[i] See: Friedman, M. (1953): The Methodology of Positive Economics. In: Friedman, M. (1953): Essays in Positive Economics. University of Chicago Press, Chicago, pp. 3-43.
[ii] See: http://blogs.marketwatch.com/thetell/2014/04/22/100-of-economists-think-yields-will-rise-within-six-months/ Accessed on: 14.04.2016
[iii] See: Tetlock, P. E. (2006): Expert Political Judgment: How Good Is It? How Can We Know? Princeton University Press; New Ed edition (August 20, 2006). p. 352
[iv] Hayek, F. A. von (1952): Scientism and the Study of Society. Economica, Vol. 8, No. 35, August 1942, reprinted in The Counter-Revolution of Science, Glencoe, Ill., 1952, p. 15 of this reprint.

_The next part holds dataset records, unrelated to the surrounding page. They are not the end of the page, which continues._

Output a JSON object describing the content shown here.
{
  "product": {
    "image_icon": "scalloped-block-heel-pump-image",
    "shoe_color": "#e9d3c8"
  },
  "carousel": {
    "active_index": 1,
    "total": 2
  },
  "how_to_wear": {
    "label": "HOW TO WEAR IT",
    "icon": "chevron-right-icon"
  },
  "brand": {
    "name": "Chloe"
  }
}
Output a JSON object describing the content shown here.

[v] Tóth, G. (2014): The Forecasting Capacity of Indicators Measuring Budget Sustainability. Public Finance Quarterly 2014/4 (p. 511-528.)

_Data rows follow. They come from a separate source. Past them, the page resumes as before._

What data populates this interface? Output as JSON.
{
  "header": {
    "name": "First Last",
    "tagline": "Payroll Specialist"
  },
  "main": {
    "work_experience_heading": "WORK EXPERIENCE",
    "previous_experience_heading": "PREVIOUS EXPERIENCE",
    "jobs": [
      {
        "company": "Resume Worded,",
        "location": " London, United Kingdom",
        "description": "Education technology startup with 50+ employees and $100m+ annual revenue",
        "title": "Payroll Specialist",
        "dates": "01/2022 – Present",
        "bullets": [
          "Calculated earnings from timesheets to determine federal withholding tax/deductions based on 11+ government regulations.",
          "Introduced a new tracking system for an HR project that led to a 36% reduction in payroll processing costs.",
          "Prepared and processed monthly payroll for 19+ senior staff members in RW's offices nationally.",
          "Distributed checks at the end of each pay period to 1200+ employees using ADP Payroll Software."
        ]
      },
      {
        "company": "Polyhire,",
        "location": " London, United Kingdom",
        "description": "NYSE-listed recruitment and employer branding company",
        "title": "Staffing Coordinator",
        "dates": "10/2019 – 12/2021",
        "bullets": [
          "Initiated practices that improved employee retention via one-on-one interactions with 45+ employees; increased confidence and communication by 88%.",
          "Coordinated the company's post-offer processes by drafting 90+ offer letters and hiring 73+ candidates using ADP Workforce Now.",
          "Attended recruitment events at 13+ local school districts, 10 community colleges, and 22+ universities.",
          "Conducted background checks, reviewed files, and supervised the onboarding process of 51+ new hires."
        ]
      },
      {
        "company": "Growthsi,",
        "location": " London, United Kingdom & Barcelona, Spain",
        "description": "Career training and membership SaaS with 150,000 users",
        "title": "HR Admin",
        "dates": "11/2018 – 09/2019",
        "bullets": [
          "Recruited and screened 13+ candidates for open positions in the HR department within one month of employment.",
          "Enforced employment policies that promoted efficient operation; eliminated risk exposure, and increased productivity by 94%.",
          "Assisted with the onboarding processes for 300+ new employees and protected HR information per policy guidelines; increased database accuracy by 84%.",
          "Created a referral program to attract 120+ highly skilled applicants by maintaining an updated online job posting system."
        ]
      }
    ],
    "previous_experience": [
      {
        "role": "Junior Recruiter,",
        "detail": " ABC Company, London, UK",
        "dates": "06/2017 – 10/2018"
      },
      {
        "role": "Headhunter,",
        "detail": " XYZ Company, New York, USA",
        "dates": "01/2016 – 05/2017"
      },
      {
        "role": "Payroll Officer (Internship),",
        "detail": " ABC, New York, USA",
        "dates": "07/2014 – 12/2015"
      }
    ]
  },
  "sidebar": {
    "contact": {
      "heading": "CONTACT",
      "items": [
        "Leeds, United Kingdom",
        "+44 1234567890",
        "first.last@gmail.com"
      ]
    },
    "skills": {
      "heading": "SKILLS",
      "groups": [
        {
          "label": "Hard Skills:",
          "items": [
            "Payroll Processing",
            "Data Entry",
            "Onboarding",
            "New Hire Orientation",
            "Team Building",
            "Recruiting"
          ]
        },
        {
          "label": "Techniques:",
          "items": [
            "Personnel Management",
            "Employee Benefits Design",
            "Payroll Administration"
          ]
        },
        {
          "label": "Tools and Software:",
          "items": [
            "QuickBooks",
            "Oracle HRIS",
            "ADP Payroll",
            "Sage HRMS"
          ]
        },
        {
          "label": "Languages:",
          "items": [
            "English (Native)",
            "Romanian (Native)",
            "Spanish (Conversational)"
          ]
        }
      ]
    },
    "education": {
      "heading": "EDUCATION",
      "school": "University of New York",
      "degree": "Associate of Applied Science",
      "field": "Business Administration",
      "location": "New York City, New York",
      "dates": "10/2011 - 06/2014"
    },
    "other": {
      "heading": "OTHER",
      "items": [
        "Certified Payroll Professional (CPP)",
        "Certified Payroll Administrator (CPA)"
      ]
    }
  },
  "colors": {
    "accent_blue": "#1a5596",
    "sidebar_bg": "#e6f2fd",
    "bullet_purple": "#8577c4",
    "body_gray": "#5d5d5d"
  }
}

[vi] Welch and Goyal (2008) reexamined the performance of variables that have been suggested by the academic literature to be good predictors of the equity premium. The authors found that by and large, these models have predicted poorly both in-sample (IS) and out-of-sample (OOS) for 30 years now; these models seem unstable, as diagnosed by their out-of-sample predictions and other statistics; and these models would not have helped an investor with access only to available information to profitably time the market. See: Welch, I. – Goyal, A. (2008): A Comprehensive Look at the Empirical Performance of Equity Premium Prediction. Review of Financial Studies, Vol. 21, No. 4, pp. 1455-1508

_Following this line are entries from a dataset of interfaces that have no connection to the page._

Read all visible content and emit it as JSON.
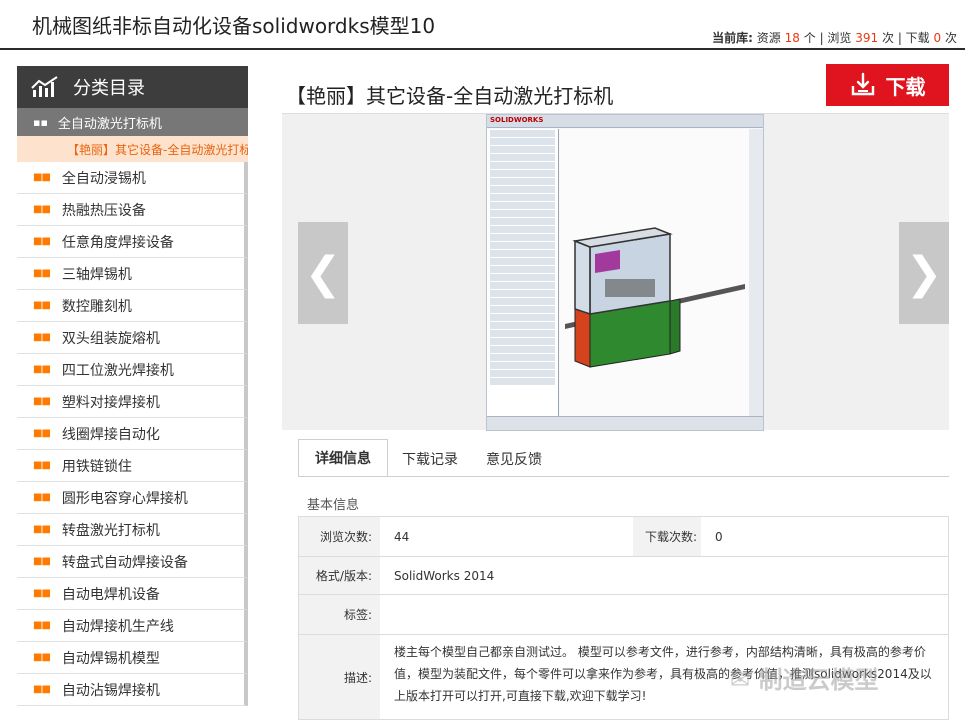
{
  "header": {
    "title": "机械图纸非标自动化设备solidwordks模型10",
    "stats": {
      "label": "当前库:",
      "res_prefix": "资源",
      "res_count": "18",
      "res_unit": "个 | 浏览",
      "view_count": "391",
      "view_unit": "次 | 下载",
      "dl_count": "0",
      "dl_unit": "次"
    }
  },
  "sidebar": {
    "title": "分类目录",
    "active_category": "全自动激光打标机",
    "active_sub": "【艳丽】其它设备-全自动激光打标机",
    "items": [
      "全自动浸锡机",
      "热融热压设备",
      "任意角度焊接设备",
      "三轴焊锡机",
      "数控雕刻机",
      "双头组装旋熔机",
      "四工位激光焊接机",
      "塑料对接焊接机",
      "线圈焊接自动化",
      "用铁链锁住",
      "圆形电容穿心焊接机",
      "转盘激光打标机",
      "转盘式自动焊接设备",
      "自动电焊机设备",
      "自动焊接机生产线",
      "自动焊锡机模型",
      "自动沾锡焊接机"
    ]
  },
  "main": {
    "title": "【艳丽】其它设备-全自动激光打标机",
    "download_label": "下载",
    "gallery": {
      "prev_label": "❮",
      "next_label": "❯",
      "screenshot_brand": "SOLIDWORKS"
    },
    "tabs": [
      "详细信息",
      "下载记录",
      "意见反馈"
    ],
    "section_label": "基本信息",
    "info": {
      "views_label": "浏览次数:",
      "views_value": "44",
      "downloads_label": "下载次数:",
      "downloads_value": "0",
      "format_label": "格式/版本:",
      "format_value": "SolidWorks 2014",
      "tags_label": "标签:",
      "tags_value": "",
      "desc_label": "描述:",
      "desc_value": "楼主每个模型自己都亲自测试过。 模型可以参考文件，进行参考，内部结构清晰，具有极高的参考价值，模型为装配文件，每个零件可以拿来作为参考，具有极高的参考价值，推测solidworks2014及以上版本打开可以打开,可直接下载,欢迎下载学习!"
    }
  },
  "watermark": "制造云模型",
  "colors": {
    "accent": "#e0141e",
    "header_dark": "#3d3d3d",
    "highlight": "#e8380d",
    "bullet": "#ff7a00"
  }
}
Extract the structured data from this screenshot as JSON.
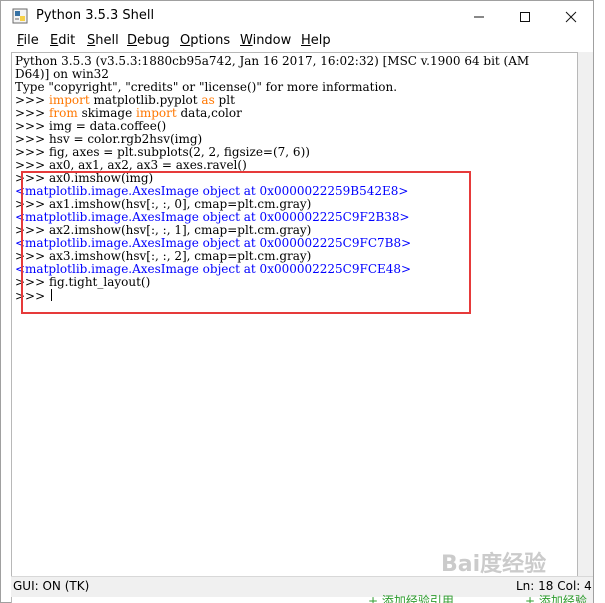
{
  "window": {
    "title": "Python 3.5.3 Shell",
    "minimize_glyph": "—",
    "maximize_glyph": "☐",
    "close_glyph": "✕"
  },
  "menu": [
    "File",
    "Edit",
    "Shell",
    "Debug",
    "Options",
    "Window",
    "Help"
  ],
  "menu_underlines": [
    "F",
    "E",
    "S",
    "D",
    "O",
    "W",
    "H"
  ],
  "code_lines": [
    [
      {
        "t": "Python 3.5.3 (v3.5.3:1880cb95a742, Jan 16 2017, 16:02:32) [MSC v.1900 64 bit (AM",
        "c": "plain"
      }
    ],
    [
      {
        "t": "D64)] on win32",
        "c": "plain"
      }
    ],
    [
      {
        "t": "Type \"copyright\", \"credits\" or \"license()\" for more information.",
        "c": "plain"
      }
    ],
    [
      {
        "t": ">>> ",
        "c": "prompt"
      },
      {
        "t": "import",
        "c": "kw"
      },
      {
        "t": " matplotlib.pyplot ",
        "c": "plain"
      },
      {
        "t": "as",
        "c": "kw"
      },
      {
        "t": " plt",
        "c": "plain"
      }
    ],
    [
      {
        "t": ">>> ",
        "c": "prompt"
      },
      {
        "t": "from",
        "c": "kw"
      },
      {
        "t": " skimage ",
        "c": "plain"
      },
      {
        "t": "import",
        "c": "kw"
      },
      {
        "t": " data,color",
        "c": "plain"
      }
    ],
    [
      {
        "t": ">>> ",
        "c": "prompt"
      },
      {
        "t": "img = data.coffee()",
        "c": "plain"
      }
    ],
    [
      {
        "t": ">>> ",
        "c": "prompt"
      },
      {
        "t": "hsv = color.rgb2hsv(img)",
        "c": "plain"
      }
    ],
    [
      {
        "t": ">>> ",
        "c": "prompt"
      },
      {
        "t": "fig, axes = plt.subplots(2, 2, figsize=(7, 6))",
        "c": "plain"
      }
    ],
    [
      {
        "t": ">>> ",
        "c": "prompt"
      },
      {
        "t": "ax0, ax1, ax2, ax3 = axes.ravel()",
        "c": "plain"
      }
    ],
    [
      {
        "t": ">>> ",
        "c": "prompt"
      },
      {
        "t": "ax0.imshow(img)",
        "c": "plain"
      }
    ],
    [
      {
        "t": "<matplotlib.image.AxesImage object at 0x0000022259B542E8>",
        "c": "out"
      }
    ],
    [
      {
        "t": ">>> ",
        "c": "prompt"
      },
      {
        "t": "ax1.imshow(hsv[:, :, 0], cmap=plt.cm.gray)",
        "c": "plain"
      }
    ],
    [
      {
        "t": "<matplotlib.image.AxesImage object at 0x000002225C9F2B38>",
        "c": "out"
      }
    ],
    [
      {
        "t": ">>> ",
        "c": "prompt"
      },
      {
        "t": "ax2.imshow(hsv[:, :, 1], cmap=plt.cm.gray)",
        "c": "plain"
      }
    ],
    [
      {
        "t": "<matplotlib.image.AxesImage object at 0x000002225C9FC7B8>",
        "c": "out"
      }
    ],
    [
      {
        "t": ">>> ",
        "c": "prompt"
      },
      {
        "t": "ax3.imshow(hsv[:, :, 2], cmap=plt.cm.gray)",
        "c": "plain"
      }
    ],
    [
      {
        "t": "<matplotlib.image.AxesImage object at 0x000002225C9FCE48>",
        "c": "out"
      }
    ],
    [
      {
        "t": ">>> ",
        "c": "prompt"
      },
      {
        "t": "fig.tight_layout()",
        "c": "plain"
      }
    ],
    [
      {
        "t": ">>> ",
        "c": "prompt"
      }
    ]
  ],
  "status": {
    "left": "GUI: ON (TK)",
    "right": "Ln: 18  Col: 4"
  },
  "watermark": "Bai度经验",
  "bottom_hints": [
    "+ 添加经验引用",
    "+ 添加经验参"
  ],
  "colors": {
    "keyword": "#ff7700",
    "output": "#0000ff",
    "highlight_box": "#e63a3a"
  }
}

[vii] See: http://wiiw.ac.at/growth-stabilises-investment-a-major-driver-except-in-countries-plagued-by-recession-p-3822.html Accessed on: 14.04.2016
[viii] Sorokin, P. A. (1956): Fads and Foibles in Modern Sociology and Related Sciences. Henry Regnery, Chicago.